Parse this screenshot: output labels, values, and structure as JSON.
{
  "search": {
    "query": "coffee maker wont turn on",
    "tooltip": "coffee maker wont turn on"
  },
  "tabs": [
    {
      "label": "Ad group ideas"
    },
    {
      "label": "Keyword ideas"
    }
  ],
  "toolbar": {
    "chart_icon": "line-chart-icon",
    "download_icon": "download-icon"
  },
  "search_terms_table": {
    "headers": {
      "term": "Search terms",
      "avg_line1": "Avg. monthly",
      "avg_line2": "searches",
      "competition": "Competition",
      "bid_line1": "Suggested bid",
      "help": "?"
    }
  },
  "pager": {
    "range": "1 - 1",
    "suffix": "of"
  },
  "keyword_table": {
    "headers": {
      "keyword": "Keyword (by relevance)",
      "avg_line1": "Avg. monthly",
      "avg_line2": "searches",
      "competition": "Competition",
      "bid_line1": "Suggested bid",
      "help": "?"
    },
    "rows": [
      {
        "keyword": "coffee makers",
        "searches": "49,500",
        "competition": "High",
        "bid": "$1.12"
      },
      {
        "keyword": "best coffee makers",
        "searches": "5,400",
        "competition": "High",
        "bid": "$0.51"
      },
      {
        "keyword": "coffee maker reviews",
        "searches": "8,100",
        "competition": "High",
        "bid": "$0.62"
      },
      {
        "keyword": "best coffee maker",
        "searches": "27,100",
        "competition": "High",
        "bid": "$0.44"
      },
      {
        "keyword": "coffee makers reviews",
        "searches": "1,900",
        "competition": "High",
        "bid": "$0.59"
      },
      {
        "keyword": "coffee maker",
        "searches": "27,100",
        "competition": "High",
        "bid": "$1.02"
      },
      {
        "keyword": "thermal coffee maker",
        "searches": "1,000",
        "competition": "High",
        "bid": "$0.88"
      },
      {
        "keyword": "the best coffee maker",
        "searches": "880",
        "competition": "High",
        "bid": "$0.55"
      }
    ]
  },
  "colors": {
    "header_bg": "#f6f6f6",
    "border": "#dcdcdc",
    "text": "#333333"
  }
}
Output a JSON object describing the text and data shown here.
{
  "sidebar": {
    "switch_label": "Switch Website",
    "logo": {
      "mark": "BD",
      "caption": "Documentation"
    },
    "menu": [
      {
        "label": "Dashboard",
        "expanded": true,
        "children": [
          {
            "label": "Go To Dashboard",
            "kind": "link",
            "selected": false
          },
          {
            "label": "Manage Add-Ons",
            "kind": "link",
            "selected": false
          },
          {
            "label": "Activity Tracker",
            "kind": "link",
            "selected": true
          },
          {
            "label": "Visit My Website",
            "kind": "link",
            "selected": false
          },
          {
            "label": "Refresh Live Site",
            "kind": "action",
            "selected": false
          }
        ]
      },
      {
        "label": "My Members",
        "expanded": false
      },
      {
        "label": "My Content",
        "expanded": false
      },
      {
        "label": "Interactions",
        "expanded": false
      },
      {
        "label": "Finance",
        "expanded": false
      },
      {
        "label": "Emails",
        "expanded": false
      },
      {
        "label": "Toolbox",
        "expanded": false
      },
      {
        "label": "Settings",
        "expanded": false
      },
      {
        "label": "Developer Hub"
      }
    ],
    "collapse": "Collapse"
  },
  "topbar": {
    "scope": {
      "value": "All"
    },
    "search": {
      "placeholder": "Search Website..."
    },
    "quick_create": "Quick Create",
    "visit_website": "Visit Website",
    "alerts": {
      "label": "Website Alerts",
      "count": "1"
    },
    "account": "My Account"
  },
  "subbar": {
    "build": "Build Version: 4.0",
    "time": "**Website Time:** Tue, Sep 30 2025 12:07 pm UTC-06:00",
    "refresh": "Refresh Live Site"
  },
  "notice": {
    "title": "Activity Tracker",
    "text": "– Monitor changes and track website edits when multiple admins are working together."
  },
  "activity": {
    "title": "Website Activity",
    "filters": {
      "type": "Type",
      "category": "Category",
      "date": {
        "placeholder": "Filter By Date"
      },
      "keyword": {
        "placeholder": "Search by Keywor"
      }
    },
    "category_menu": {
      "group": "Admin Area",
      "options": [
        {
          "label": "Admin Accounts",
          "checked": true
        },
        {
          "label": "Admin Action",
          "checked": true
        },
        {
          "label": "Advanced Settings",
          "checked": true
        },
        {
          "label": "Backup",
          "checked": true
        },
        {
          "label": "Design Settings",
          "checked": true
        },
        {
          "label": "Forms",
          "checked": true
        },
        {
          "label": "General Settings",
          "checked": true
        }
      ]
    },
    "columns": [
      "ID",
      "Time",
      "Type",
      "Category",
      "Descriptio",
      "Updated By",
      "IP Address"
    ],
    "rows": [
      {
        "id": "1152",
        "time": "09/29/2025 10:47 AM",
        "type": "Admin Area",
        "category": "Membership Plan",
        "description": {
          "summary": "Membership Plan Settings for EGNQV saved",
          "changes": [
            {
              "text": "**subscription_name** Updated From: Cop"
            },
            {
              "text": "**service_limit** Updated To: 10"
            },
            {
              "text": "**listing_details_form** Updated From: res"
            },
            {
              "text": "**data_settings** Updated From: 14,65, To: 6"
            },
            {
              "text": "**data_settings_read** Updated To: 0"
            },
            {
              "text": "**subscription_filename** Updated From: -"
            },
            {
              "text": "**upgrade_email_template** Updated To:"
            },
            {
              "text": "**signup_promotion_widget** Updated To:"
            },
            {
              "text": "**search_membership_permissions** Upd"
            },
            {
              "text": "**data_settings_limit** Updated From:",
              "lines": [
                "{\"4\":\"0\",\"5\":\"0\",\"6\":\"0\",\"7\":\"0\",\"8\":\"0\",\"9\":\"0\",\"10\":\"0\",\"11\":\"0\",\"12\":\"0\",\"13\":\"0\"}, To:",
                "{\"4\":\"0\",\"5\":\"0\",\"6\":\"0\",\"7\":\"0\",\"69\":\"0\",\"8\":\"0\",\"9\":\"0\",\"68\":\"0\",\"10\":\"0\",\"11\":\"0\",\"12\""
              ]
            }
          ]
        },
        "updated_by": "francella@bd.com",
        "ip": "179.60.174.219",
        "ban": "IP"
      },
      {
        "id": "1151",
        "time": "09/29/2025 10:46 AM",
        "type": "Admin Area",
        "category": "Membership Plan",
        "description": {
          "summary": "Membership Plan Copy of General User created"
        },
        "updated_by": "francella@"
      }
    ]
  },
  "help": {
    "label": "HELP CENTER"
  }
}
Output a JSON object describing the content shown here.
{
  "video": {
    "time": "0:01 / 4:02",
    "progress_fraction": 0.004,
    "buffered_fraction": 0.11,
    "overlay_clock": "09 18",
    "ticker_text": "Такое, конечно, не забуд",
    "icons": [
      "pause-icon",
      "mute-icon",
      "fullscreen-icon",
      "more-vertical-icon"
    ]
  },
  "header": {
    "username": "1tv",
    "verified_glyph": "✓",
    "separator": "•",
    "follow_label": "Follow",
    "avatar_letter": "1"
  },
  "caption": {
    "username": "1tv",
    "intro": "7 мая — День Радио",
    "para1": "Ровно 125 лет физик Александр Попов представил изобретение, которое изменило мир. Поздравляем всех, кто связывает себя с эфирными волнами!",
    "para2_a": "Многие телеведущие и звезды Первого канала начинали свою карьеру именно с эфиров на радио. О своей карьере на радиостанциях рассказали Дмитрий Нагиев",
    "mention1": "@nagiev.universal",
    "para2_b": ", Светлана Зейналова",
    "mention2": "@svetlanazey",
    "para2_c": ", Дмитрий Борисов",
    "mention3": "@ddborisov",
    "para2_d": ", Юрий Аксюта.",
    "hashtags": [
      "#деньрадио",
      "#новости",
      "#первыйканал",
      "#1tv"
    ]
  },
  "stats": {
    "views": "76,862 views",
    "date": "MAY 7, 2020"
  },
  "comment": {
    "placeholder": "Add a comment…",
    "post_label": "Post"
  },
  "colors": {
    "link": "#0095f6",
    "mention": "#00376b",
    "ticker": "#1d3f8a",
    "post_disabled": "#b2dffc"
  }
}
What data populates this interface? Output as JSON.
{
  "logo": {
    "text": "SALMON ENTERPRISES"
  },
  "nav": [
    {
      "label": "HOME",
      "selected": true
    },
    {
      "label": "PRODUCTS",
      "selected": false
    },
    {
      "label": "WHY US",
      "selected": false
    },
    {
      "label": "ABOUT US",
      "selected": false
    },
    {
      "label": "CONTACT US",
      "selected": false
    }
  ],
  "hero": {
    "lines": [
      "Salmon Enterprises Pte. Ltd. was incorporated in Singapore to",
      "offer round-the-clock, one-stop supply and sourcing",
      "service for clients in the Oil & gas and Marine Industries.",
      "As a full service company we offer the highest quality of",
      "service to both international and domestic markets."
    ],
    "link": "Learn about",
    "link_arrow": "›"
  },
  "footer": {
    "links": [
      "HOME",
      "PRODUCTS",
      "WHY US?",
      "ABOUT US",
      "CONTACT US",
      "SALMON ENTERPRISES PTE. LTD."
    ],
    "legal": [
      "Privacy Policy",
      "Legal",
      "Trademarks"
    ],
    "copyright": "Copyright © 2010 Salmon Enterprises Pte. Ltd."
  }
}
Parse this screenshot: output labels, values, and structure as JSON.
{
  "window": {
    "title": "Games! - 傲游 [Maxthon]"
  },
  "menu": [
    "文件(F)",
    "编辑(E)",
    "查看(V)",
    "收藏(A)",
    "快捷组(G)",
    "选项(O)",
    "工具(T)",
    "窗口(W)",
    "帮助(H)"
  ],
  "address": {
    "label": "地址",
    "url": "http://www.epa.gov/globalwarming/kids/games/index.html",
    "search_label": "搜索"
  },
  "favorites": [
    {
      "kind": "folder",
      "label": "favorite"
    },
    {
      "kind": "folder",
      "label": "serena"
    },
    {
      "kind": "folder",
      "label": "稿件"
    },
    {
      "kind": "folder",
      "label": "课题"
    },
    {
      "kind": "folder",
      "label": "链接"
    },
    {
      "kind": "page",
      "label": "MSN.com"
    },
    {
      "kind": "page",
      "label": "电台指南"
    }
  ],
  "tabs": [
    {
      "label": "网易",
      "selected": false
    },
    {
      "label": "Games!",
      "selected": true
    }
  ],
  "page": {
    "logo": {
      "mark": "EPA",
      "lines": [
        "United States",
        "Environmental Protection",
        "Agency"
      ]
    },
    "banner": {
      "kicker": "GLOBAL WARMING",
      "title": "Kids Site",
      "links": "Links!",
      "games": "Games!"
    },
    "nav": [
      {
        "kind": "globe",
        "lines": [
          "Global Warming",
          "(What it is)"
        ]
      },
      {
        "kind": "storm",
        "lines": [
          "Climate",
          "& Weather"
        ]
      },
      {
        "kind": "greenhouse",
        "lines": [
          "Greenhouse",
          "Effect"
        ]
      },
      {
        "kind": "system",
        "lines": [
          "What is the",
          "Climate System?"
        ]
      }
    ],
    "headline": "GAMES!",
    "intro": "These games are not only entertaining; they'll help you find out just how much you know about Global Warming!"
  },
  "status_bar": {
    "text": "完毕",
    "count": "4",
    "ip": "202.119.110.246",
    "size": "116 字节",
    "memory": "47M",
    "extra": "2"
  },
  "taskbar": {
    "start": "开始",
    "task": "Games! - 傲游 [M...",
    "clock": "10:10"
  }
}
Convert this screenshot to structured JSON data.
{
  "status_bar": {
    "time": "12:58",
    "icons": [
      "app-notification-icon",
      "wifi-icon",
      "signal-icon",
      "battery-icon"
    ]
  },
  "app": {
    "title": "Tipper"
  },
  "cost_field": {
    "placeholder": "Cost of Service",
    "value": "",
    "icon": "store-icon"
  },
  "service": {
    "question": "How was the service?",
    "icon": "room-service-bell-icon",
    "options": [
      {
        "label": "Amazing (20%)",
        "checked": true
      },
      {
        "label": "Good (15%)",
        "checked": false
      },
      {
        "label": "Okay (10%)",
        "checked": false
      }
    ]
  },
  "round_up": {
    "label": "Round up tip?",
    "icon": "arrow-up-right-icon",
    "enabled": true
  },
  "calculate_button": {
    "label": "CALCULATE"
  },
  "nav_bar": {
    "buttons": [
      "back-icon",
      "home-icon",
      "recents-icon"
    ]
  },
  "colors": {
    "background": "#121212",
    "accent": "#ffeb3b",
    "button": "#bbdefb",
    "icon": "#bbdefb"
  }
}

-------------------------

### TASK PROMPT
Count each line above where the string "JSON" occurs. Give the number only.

### TASK SOLUTION
6